_THE TASK:_ Where an entry contains a picture, omit the picture and repeat the rest exactly.

_App and web page records:_
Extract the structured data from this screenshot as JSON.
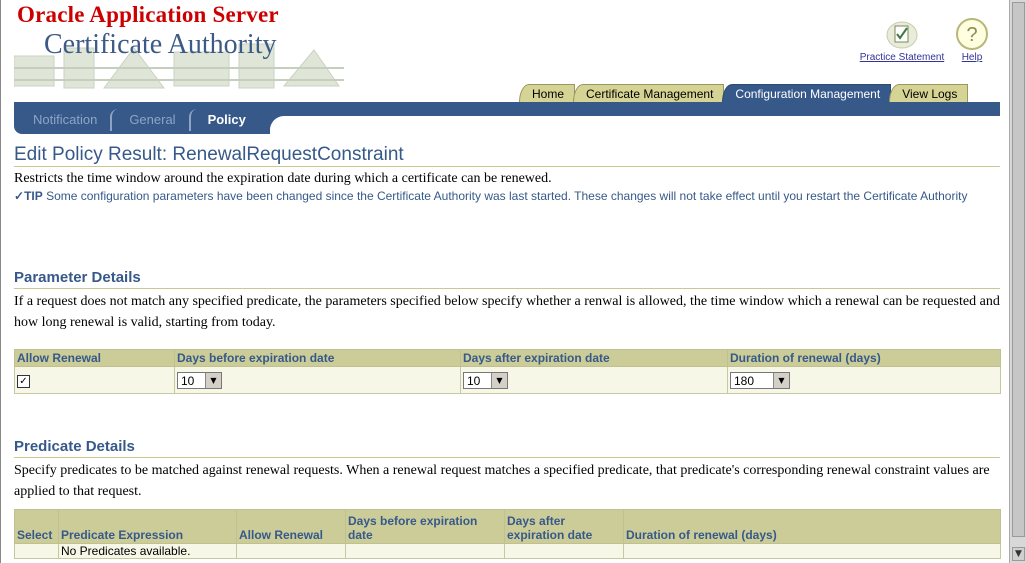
{
  "branding": {
    "company": "Oracle Application Server",
    "product": "Certificate Authority"
  },
  "global_buttons": [
    {
      "label": "Practice Statement",
      "icon": "practice-statement-icon"
    },
    {
      "label": "Help",
      "icon": "help-icon"
    }
  ],
  "tabs": [
    {
      "label": "Home",
      "active": false
    },
    {
      "label": "Certificate Management",
      "active": false
    },
    {
      "label": "Configuration Management",
      "active": true
    },
    {
      "label": "View Logs",
      "active": false
    }
  ],
  "subtabs": [
    {
      "label": "Notification",
      "active": false
    },
    {
      "label": "General",
      "active": false
    },
    {
      "label": "Policy",
      "active": true
    }
  ],
  "page": {
    "title": "Edit Policy Result: RenewalRequestConstraint",
    "description": "Restricts the time window around the expiration date during which a certificate can be renewed.",
    "tip_label": "TIP",
    "tip_text": "Some configuration parameters have been changed since the Certificate Authority was last started. These changes will not take effect until you restart the Certificate Authority"
  },
  "parameter_details": {
    "title": "Parameter Details",
    "text": "If a request does not match any specified predicate, the parameters specified below specify whether a renwal is allowed, the time window which a renewal can be requested and how long renewal is valid, starting from today.",
    "columns": [
      "Allow Renewal",
      "Days before expiration date",
      "Days after expiration date",
      "Duration of renewal (days)"
    ],
    "allow_renewal_checked": true,
    "days_before": "10",
    "days_after": "10",
    "duration": "180"
  },
  "predicate_details": {
    "title": "Predicate Details",
    "text": "Specify predicates to be matched against renewal requests. When a renewal request matches a specified predicate, that predicate's corresponding renewal constraint values are applied to that request.",
    "columns": [
      "Select",
      "Predicate Expression",
      "Allow Renewal",
      "Days before expiration date",
      "Days after expiration date",
      "Duration of renewal (days)"
    ],
    "empty_message": "No Predicates available."
  },
  "colors": {
    "brand_red": "#cc0000",
    "brand_blue": "#36598a",
    "tab_tan": "#d6d494",
    "header_tan": "#cccc99"
  }
}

_ANSWER:_
Extract the structured data from this screenshot as JSON.
{
  "branding": {
    "company": "Oracle Application Server",
    "product": "Certificate Authority"
  },
  "global_buttons": [
    {
      "label": "Practice Statement",
      "icon": "practice-statement-icon"
    },
    {
      "label": "Help",
      "icon": "help-icon"
    }
  ],
  "tabs": [
    {
      "label": "Home",
      "active": false
    },
    {
      "label": "Certificate Management",
      "active": false
    },
    {
      "label": "Configuration Management",
      "active": true
    },
    {
      "label": "View Logs",
      "active": false
    }
  ],
  "subtabs": [
    {
      "label": "Notification",
      "active": false
    },
    {
      "label": "General",
      "active": false
    },
    {
      "label": "Policy",
      "active": true
    }
  ],
  "page": {
    "title": "Edit Policy Result: RenewalRequestConstraint",
    "description": "Restricts the time window around the expiration date during which a certificate can be renewed.",
    "tip_label": "TIP",
    "tip_text": "Some configuration parameters have been changed since the Certificate Authority was last started. These changes will not take effect until you restart the Certificate Authority"
  },
  "parameter_details": {
    "title": "Parameter Details",
    "text": "If a request does not match any specified predicate, the parameters specified below specify whether a renwal is allowed, the time window which a renewal can be requested and how long renewal is valid, starting from today.",
    "columns": [
      "Allow Renewal",
      "Days before expiration date",
      "Days after expiration date",
      "Duration of renewal (days)"
    ],
    "allow_renewal_checked": true,
    "days_before": "10",
    "days_after": "10",
    "duration": "180"
  },
  "predicate_details": {
    "title": "Predicate Details",
    "text": "Specify predicates to be matched against renewal requests. When a renewal request matches a specified predicate, that predicate's corresponding renewal constraint values are applied to that request.",
    "columns": [
      "Select",
      "Predicate Expression",
      "Allow Renewal",
      "Days before expiration date",
      "Days after expiration date",
      "Duration of renewal (days)"
    ],
    "empty_message": "No Predicates available."
  },
  "colors": {
    "brand_red": "#cc0000",
    "brand_blue": "#36598a",
    "tab_tan": "#d6d494",
    "header_tan": "#cccc99"
  }
}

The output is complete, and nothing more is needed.